I glanced down at my once orange jacket, which was now browned and torn – though it still retained the hi-vis stripes, which irritated Leo to no end as he was immediately blinded every time he pointed his lamp in my direction. I think I might take to wearing the jacket more often down caves as it makes you incredibly visible in case of rescue, and looks fabulous as well. Win-win.
We headed back down the loose-bouldery-slope-of-death in an appropriately spaced-out manner (spaced-out as in widely positioned, not stoned off our bonces, I wouldn’t recommend that while trying to negotiate this bit of the cave) and were soon abseiling down the Hourglass Aven. I say abseiling, the in-situ rope (kindly put in by the BBPC, hats off to The Badgers) is a lovely gritty and glazed set of 11m cable, which makes descent something of a janky chore but nonetheless exciting as you nip through the double-deviation on the neck of the hourglass and open up into the area above the Orechasm ready for your totally radical rope-to-rope transfer, much more fun on the way out as you can position yourself just right so that when you swing across the Chasm you can clip into the pitch-head to save any of that faffy prussicking nonsense!
I made my way off the pitch-head and back into the Ice Cream Trail. We gathered ourselves briefly, before Olly lead the way up the electron ladder, visibly struggling to get off the top of the ladder into the tight slot that leads onwards. Now it was my turn to climb up, I made it halfway up the ladder and heard an unusual *clunk* sound, unnerving at first I shook it off as simply having bashed my foot against the ladder and continued to climb – when I reached the top I realised that the dull clunking had been one side of the ladder snapping clean off at a rusted joint in the steel cable, the other side was similarly rusted but still holding. 10m off the deck with my whole body weight on one cable of a rusted ladder, I let out a disconcerted moan, explaining to the others what had happened – a mild panic swept through the group, I started trying to figure out a way to repair the ladder but positioned where I was (either hanging off on the ladder in free space, or squeezed into the tight crevice leading on from the ladder) I couldn’t do anything about it and had to carry on, easier said than done as the manoeuvre required me to use the ladder to push myself into the passage, and I wasn’t really wanting to put that much strain on it! I found a position that worked and slotted myself up, leaving the ladder behind – ready to tackle the rest of the Ice Cream Trail, which was harder in reverse than on the way in, but proved little obstacle to the Slippery Boy ahead of me. I struggled along behind him, the sounds of Leo manhandling the Dave Clucas tackle-sack following me.

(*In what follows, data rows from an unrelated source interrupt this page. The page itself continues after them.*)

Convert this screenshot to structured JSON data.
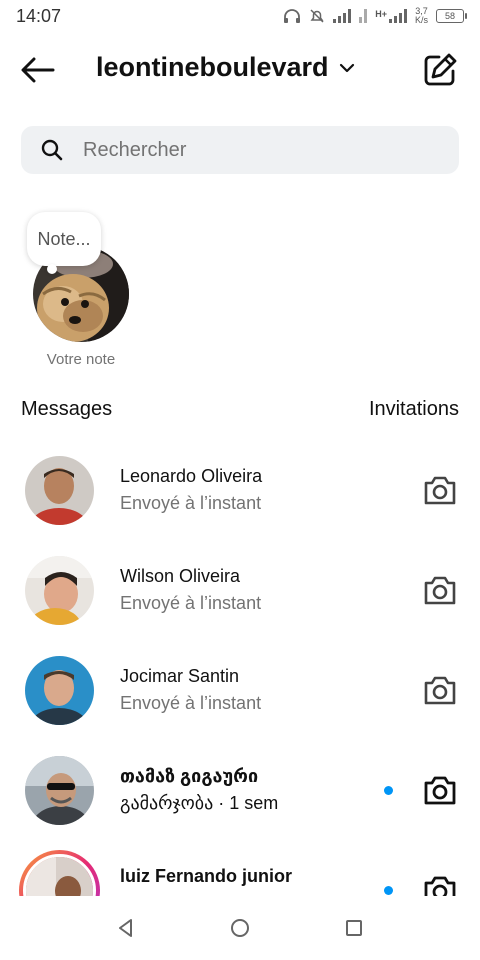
{
  "status_bar": {
    "time": "14:07",
    "network_type": "H+",
    "speed_value": "3,7",
    "speed_unit": "K/s",
    "battery": "58"
  },
  "header": {
    "username": "leontineboulevard"
  },
  "search": {
    "placeholder": "Rechercher"
  },
  "note": {
    "bubble_text": "Note...",
    "label": "Votre note"
  },
  "sections": {
    "messages_title": "Messages",
    "invitations_label": "Invitations"
  },
  "threads": [
    {
      "name": "Leonardo Oliveira",
      "subtitle": "Envoyé à l’instant",
      "unread": false
    },
    {
      "name": "Wilson Oliveira",
      "subtitle": "Envoyé à l’instant",
      "unread": false
    },
    {
      "name": "Jocimar Santin",
      "subtitle": "Envoyé à l’instant",
      "unread": false
    },
    {
      "name": "თამაზ გიგაური",
      "subtitle": "გამარჯობა · 1 sem",
      "unread": true
    },
    {
      "name": "luiz Fernando junior",
      "subtitle": "",
      "unread": true
    }
  ],
  "icons": {
    "back": "arrow-left-icon",
    "dropdown": "chevron-down-icon",
    "compose": "pencil-square-icon",
    "search": "search-icon",
    "camera": "camera-icon",
    "nav_back": "triangle-back-icon",
    "nav_home": "circle-home-icon",
    "nav_recents": "square-recents-icon"
  },
  "colors": {
    "unread_dot": "#0095f6",
    "story_ring_start": "#f9a13a",
    "story_ring_end": "#b136c9",
    "search_bg": "#eff1f3"
  }
}
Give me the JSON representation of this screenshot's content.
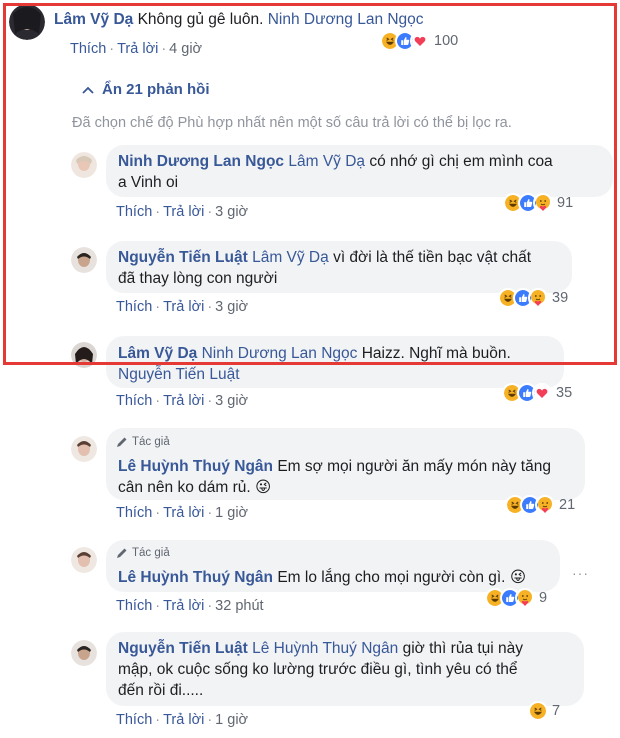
{
  "actions": {
    "like": "Thích",
    "reply": "Trả lời"
  },
  "top_comment": {
    "author": "Lâm Vỹ Dạ",
    "text": "Không gủ gê luôn.",
    "mention": "Ninh Dương Lan Ngọc",
    "time": "4 giờ",
    "reactions": [
      "haha",
      "like",
      "love"
    ],
    "reaction_count": "100"
  },
  "hide_replies": "Ẩn 21 phản hồi",
  "filter_notice": "Đã chọn chế độ Phù hợp nhất nên một số câu trả lời có thể bị lọc ra.",
  "replies": [
    {
      "author": "Ninh Dương Lan Ngọc",
      "mention": "Lâm Vỹ Dạ",
      "text_line1": "có nhớ gì chị em mình coa",
      "text_line2": "a Vinh oi",
      "time": "3 giờ",
      "reactions": [
        "haha",
        "like",
        "care"
      ],
      "reaction_count": "91"
    },
    {
      "author": "Nguyễn Tiến Luật",
      "mention": "Lâm Vỹ Dạ",
      "text_line1": "vì đời là thế tiền bạc vật chất",
      "text_line2": "đã thay lòng con người",
      "time": "3 giờ",
      "reactions": [
        "haha",
        "like",
        "care"
      ],
      "reaction_count": "39"
    },
    {
      "author": "Lâm Vỹ Dạ",
      "mention": "Ninh Dương Lan Ngọc",
      "text_line1": "Haizz. Nghĩ mà buồn.",
      "text_line2": "Nguyễn Tiến Luật",
      "time": "3 giờ",
      "reactions": [
        "haha",
        "like",
        "love"
      ],
      "reaction_count": "35"
    },
    {
      "badge": "Tác giả",
      "author": "Lê Huỳnh Thuý Ngân",
      "text_line1": "Em sợ mọi người ăn mấy món này tăng",
      "text_line2": "cân nên ko dám rủ.",
      "emoji": "😜",
      "time": "1 giờ",
      "reactions": [
        "haha",
        "like",
        "care"
      ],
      "reaction_count": "21"
    },
    {
      "badge": "Tác giả",
      "author": "Lê Huỳnh Thuý Ngân",
      "text_line1": "Em lo lắng cho mọi người còn gì.",
      "emoji": "😜",
      "more": "···",
      "time": "32 phút",
      "reactions": [
        "haha",
        "like",
        "care"
      ],
      "reaction_count": "9"
    },
    {
      "author": "Nguyễn Tiến Luật",
      "mention": "Lê Huỳnh Thuý Ngân",
      "text_line1": "giờ thì rủa tụi này",
      "text_line2": "mập, ok cuộc sống ko lường trước điều gì, tình yêu có thể",
      "text_line3": "đến rồi đi.....",
      "time": "1 giờ",
      "reactions": [
        "haha"
      ],
      "reaction_count": "7"
    }
  ],
  "colors": {
    "frame": "#e53935",
    "link": "#385898",
    "bubble": "#f2f3f5",
    "muted": "#616770"
  }
}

After much pain, thrutching and bladder-holding I crawled free from the passage, and ran to the waterfall up ahead to relieve myself before donning my kit ready for the ascent out. I lead the way, with Leo behind me and Olly bringing up the ropes. We climbed back up the pitches and through Bad Badger Choke to the bottom of the entrance shaft. I took over rope-carrying duty for the 70m slog out, and Leo took the lead. The prussik out was somewhat tiring after a long trip but the small glint of daylight still slightly visible high above kept us going. We emerged into a foggy, wintery white-out, but were able to follow the trail of slippery carnage back to the cars.
Great trip on the whole, decent amount of ropework and some full-on horizontal challenges. I do recommend it.